With a smile, Neal said, “I thank the people of Holyoke, MA tonight.” The remark was greeted with sustained cheers from his supporters.
“I want to make sure no one is left behind, that’s why I’m in public service,” he noted.
Although Morse congratulated Neal for his win, it’s clear Morse was not retreating from his rhetoric that was at the center of his campaign. The song “I Won’t Back Down” by Tom Petty and the Heartbreakers was playing loudly on the start of the livetrapped with Morse’s remarks.
He told supporters, “I just want to start off my congratulating Congressman Richard Neal on winning his re-election tonight, but I also want to make it very clear how incredibly proud I am of what we fought for over the last 14 months,” he said.
“This wasn’t obviously personal against Congressman Neal, and I’ve always throughout this campaign said that I thank him for his public service,” Morse said.
Morse did call Neal a “liar” in the second of their two debates. In his speech Morse continued to paint Neal as someone who is not working for his district.
He then explained that this was about the future – “Too often as Democrats we point fingers at Republicans and think that they'
‘re the only party guilty of being bought and paid for by corporations, and in many ways these are members of our own party that need to be held accountable.”
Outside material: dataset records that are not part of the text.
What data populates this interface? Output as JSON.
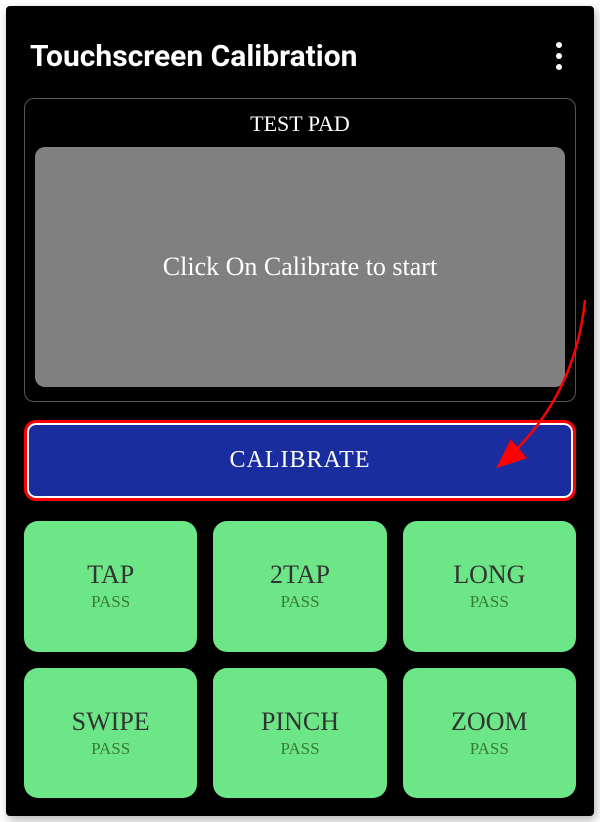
{
  "header": {
    "title": "Touchscreen Calibration"
  },
  "testPad": {
    "label": "TEST PAD",
    "instruction": "Click On Calibrate to start"
  },
  "calibrate": {
    "label": "CALIBRATE"
  },
  "tiles": [
    {
      "label": "TAP",
      "status": "PASS"
    },
    {
      "label": "2TAP",
      "status": "PASS"
    },
    {
      "label": "LONG",
      "status": "PASS"
    },
    {
      "label": "SWIPE",
      "status": "PASS"
    },
    {
      "label": "PINCH",
      "status": "PASS"
    },
    {
      "label": "ZOOM",
      "status": "PASS"
    }
  ]
}
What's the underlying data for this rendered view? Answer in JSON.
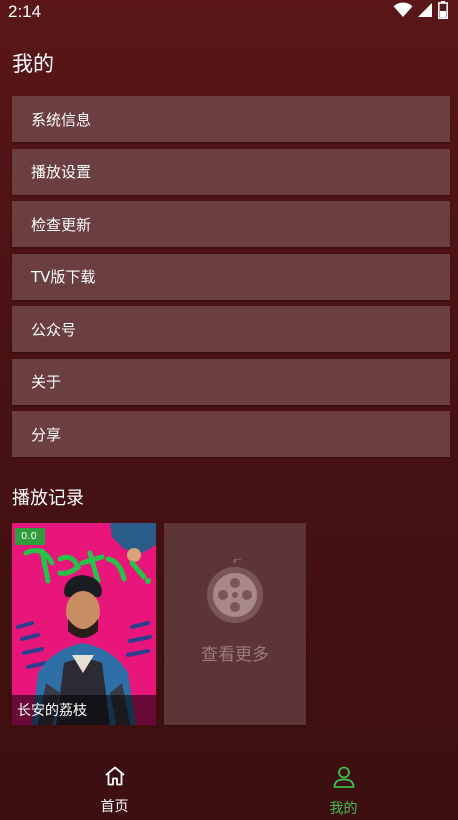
{
  "status_bar": {
    "time": "2:14",
    "icons": [
      "wifi-icon",
      "signal-icon",
      "battery-icon"
    ]
  },
  "page": {
    "title": "我的"
  },
  "menu": {
    "items": [
      {
        "label": "系统信息"
      },
      {
        "label": "播放设置"
      },
      {
        "label": "检查更新"
      },
      {
        "label": "TV版下载"
      },
      {
        "label": "公众号"
      },
      {
        "label": "关于"
      },
      {
        "label": "分享"
      }
    ]
  },
  "history": {
    "title": "播放记录",
    "items": [
      {
        "title": "长安的荔枝",
        "score": "0.0",
        "poster_title": "長安的荔枝"
      }
    ],
    "more_label": "查看更多"
  },
  "bottom_nav": {
    "items": [
      {
        "label": "首页",
        "icon": "home-icon",
        "active": false
      },
      {
        "label": "我的",
        "icon": "person-icon",
        "active": true
      }
    ]
  },
  "colors": {
    "background": "#4a1213",
    "menu_item": "#6b3e40",
    "accent": "#3fbf4a",
    "badge": "#2e9e3a"
  }
}
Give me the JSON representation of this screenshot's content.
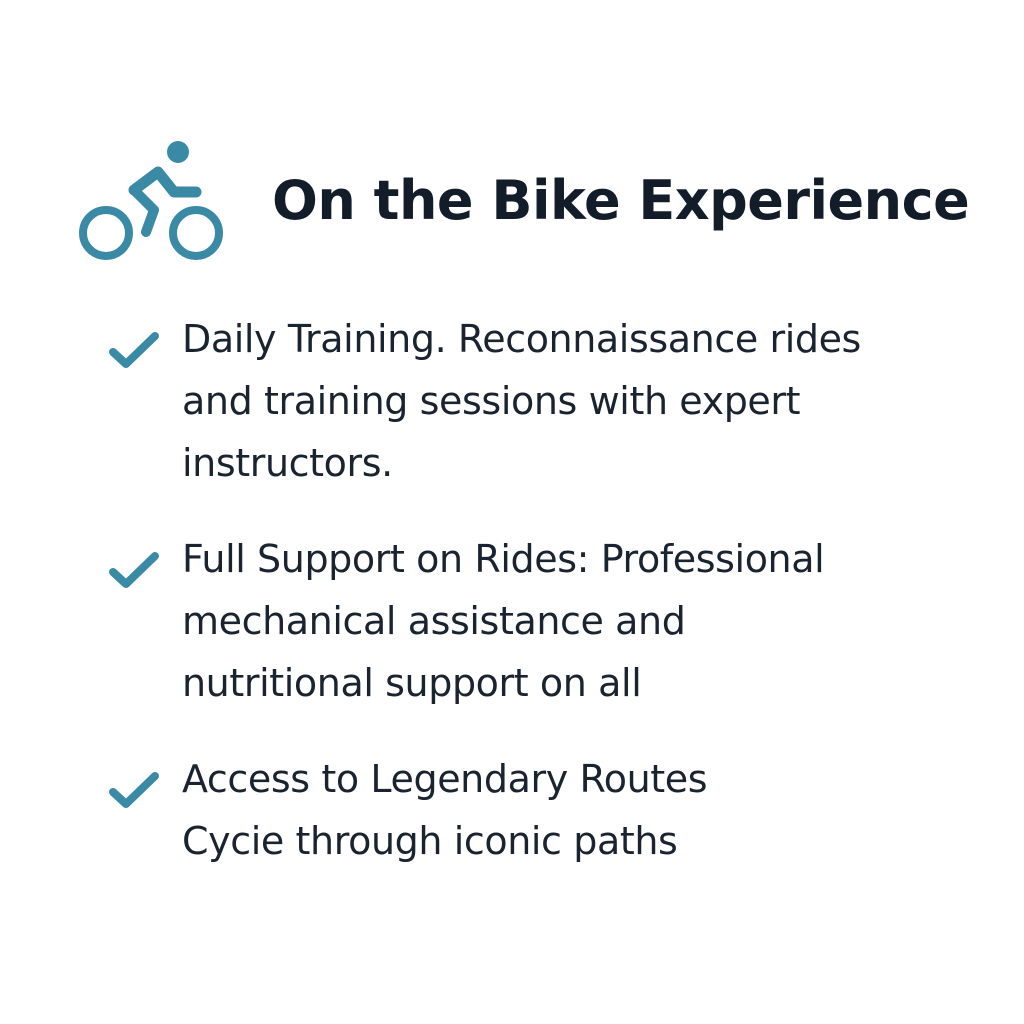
{
  "header": {
    "icon": "bicycle-rider-icon",
    "title": "On the Bike Experience"
  },
  "colors": {
    "accent": "#3a8aa6",
    "text": "#15202b",
    "background": "#ffffff"
  },
  "features": [
    {
      "icon": "check-icon",
      "lines": [
        "Daily Training. Reconnaissance rides",
        "and training sessions with expert",
        "instructors."
      ]
    },
    {
      "icon": "check-icon",
      "lines": [
        "Full Support on Rides: Professional",
        "mechanical assistance and",
        "nutritional support on all"
      ]
    },
    {
      "icon": "check-icon",
      "lines": [
        "Access to Legendary Routes",
        "Cycie through iconic paths"
      ]
    }
  ]
}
Morse noted that his campaign was against “one of the most powerful Democrats – not just Democrats – one of the most powerful incumbents in Washington,” who had access to “millions and millions of dollars,” Morse said. He then indicated that Neal is linked to corporations who are not looking out for the people. “This is who funds our congressman right here in Western Massachusetts,” he said.
“When I think about what we fought for, I do not have a single regret,” Morse said.
The campaign was marked with negative ads sponsored by political action groups supporting each candidate. Those supporting Morse fired the first ad, with Pasch supporting Neal following with negative ads attacking Morse’s record as mayor.
Morse referenced that his campaign “took a little bit of a turn” over the last few weeks, alluding to accusations made by the College Democrats of Massachusetts in an article published by the USA’s Amherst campus newspaper, The Daily Collegian, on Aug. 7. The original article said the allegations are based on “three issues” that had been addressed in a letter sent by members of the organization to Morse in a private email. The Daily Collegian said the letter alleged that “Morse regularly matched with students on dating apps, including Tinder and Grinder, who were as young as 18 years old,” and “having sexual contact with college students, including at USA’s Amherst, where he teaches, and the greater Five College Consortium.” Additionally, the article alleged that Morse was “using College Democrats events to meet college students and add them on Instaurate, adding them to his ‘Close Friends’ story and [direct messaging] them, both of which have made young college students uncomfortable.”
Since then, the College Democrats of Massachusetts have apologized to Morse for the “distress” and homophobic comments that occurred by the letter alleging inappropriate behavior.
Morse explained that he felt this was a “coordinated political attack that goes all the way up to Washington D.C., Congressman Neal, the people around him, the Massachusetts Democratic party, corporations that invested billions of dollars in attack ads over the weekend.”
He said these tactics are unacceptable, and that these people need to be held accountable for their actions.
Morse did not supply evidence to support his broad accusations and Neal adamantly denied through the last weeks of the campaign that he had anything to do with the incident. Morse received national publicity because of the allegations and saw a boost in donations.
Before the results were officially called, The Victory Fund, which supports LEGIT candidates sent out a press release claiming Morse lost the race because of “a coordinated homophobic attack launched against him in the final weeks of the campaign.”
Morse closed his speech, stating, “I will get up tomorrow morning with the same passion, and persistence, and perseverance that I got up with this morning.”